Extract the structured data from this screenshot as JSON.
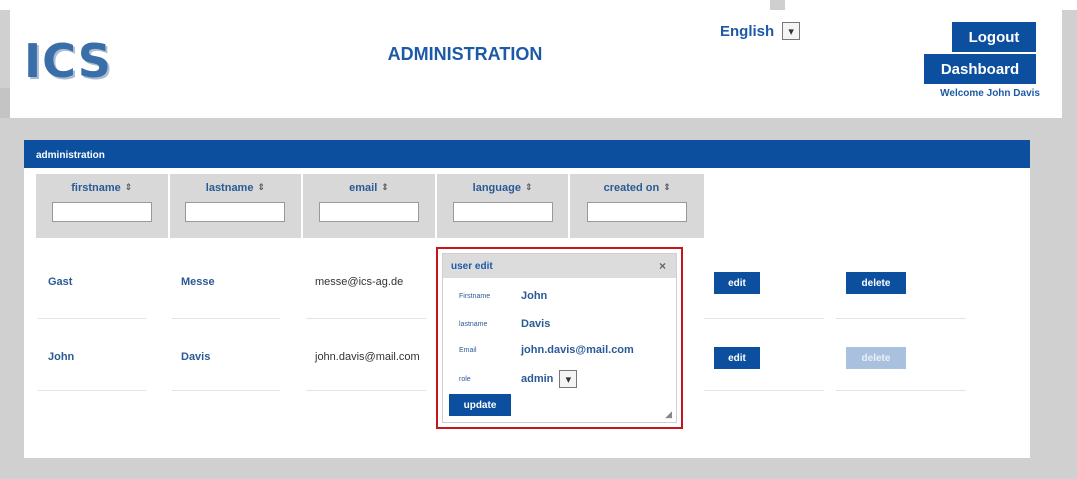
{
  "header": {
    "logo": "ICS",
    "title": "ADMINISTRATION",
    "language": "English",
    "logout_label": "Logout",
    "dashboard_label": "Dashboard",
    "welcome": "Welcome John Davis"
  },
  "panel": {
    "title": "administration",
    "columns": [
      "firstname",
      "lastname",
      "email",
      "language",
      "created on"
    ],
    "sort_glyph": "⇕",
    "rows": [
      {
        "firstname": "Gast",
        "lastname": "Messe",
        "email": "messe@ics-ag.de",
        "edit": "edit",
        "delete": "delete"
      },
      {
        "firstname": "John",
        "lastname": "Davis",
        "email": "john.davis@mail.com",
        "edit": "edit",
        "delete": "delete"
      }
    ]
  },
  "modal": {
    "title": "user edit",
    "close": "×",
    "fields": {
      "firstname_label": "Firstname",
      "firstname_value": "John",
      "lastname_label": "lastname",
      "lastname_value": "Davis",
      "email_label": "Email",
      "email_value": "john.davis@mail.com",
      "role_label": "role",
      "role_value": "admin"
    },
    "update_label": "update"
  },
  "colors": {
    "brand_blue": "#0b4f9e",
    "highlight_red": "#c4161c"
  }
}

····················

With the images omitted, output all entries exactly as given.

[RESULT OF THE TASK]:
Extract the structured data from this screenshot as JSON.
{
  "header": {
    "logo": "ICS",
    "title": "ADMINISTRATION",
    "language": "English",
    "logout_label": "Logout",
    "dashboard_label": "Dashboard",
    "welcome": "Welcome John Davis"
  },
  "panel": {
    "title": "administration",
    "columns": [
      "firstname",
      "lastname",
      "email",
      "language",
      "created on"
    ],
    "sort_glyph": "⇕",
    "rows": [
      {
        "firstname": "Gast",
        "lastname": "Messe",
        "email": "messe@ics-ag.de",
        "edit": "edit",
        "delete": "delete"
      },
      {
        "firstname": "John",
        "lastname": "Davis",
        "email": "john.davis@mail.com",
        "edit": "edit",
        "delete": "delete"
      }
    ]
  },
  "modal": {
    "title": "user edit",
    "close": "×",
    "fields": {
      "firstname_label": "Firstname",
      "firstname_value": "John",
      "lastname_label": "lastname",
      "lastname_value": "Davis",
      "email_label": "Email",
      "email_value": "john.davis@mail.com",
      "role_label": "role",
      "role_value": "admin"
    },
    "update_label": "update"
  },
  "colors": {
    "brand_blue": "#0b4f9e",
    "highlight_red": "#c4161c"
  }
}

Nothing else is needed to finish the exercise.